Statistics, and information on domestic violence, and human trafficking in Native Hawaiian communities by the Asian Pacific Institute on Gender-Based Violence
Privacy, confidentiality and privileged communications are the keystones to safety for survivors of battering or domestic violence. Protecting privacy and confidentiality of victims of domestic violence is directly related to a survivor’s ability to trust, ask for advocacy, support and help. The law provides certain protections to conversations referred to as “privileged communications” between two individuals. All of these protections are important to understand as well as any legal limitations that local laws may impose.
Native Youth Handbook- "Strong Families Respect Each Other: What Native Youth Need to Know About the Connection Between Sexual Assault and Domestic Violence"
Native Youth Handbook- "Strong Families Respect Each Other: What Native Youth Need to Know About Domestic Violence"

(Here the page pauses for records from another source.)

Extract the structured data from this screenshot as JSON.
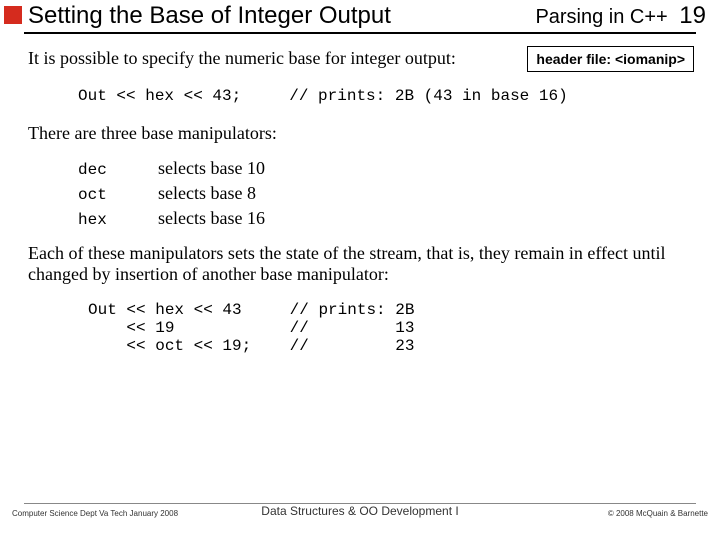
{
  "header": {
    "title": "Setting the Base of Integer Output",
    "course": "Parsing in C++",
    "page": "19"
  },
  "intro": "It is possible to specify the numeric base for integer output:",
  "header_box": "header file: <iomanip>",
  "code1": "Out << hex << 43;     // prints: 2B (43 in base 16)",
  "para2": "There are three base manipulators:",
  "manipulators": [
    {
      "key": "dec",
      "desc": "selects base 10"
    },
    {
      "key": "oct",
      "desc": "selects base 8"
    },
    {
      "key": "hex",
      "desc": "selects base 16"
    }
  ],
  "para3": "Each of these manipulators sets the state of the stream, that is, they remain in effect until changed by insertion of another base manipulator:",
  "code2": "Out << hex << 43     // prints: 2B\n    << 19            //         13\n    << oct << 19;    //         23",
  "footer": {
    "left": "Computer Science Dept Va Tech January 2008",
    "center": "Data Structures & OO Development I",
    "right": "© 2008 McQuain & Barnette"
  }
}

The NIWRC's Native Youth Handbook "Strong Families Respect Each Other: What Native Youth Need to Know About Domestic Violence" (14 pages) was produced in partnership with the Native Youth Sexual Health Network (www.nativeyouthsexualhealth.com) organization.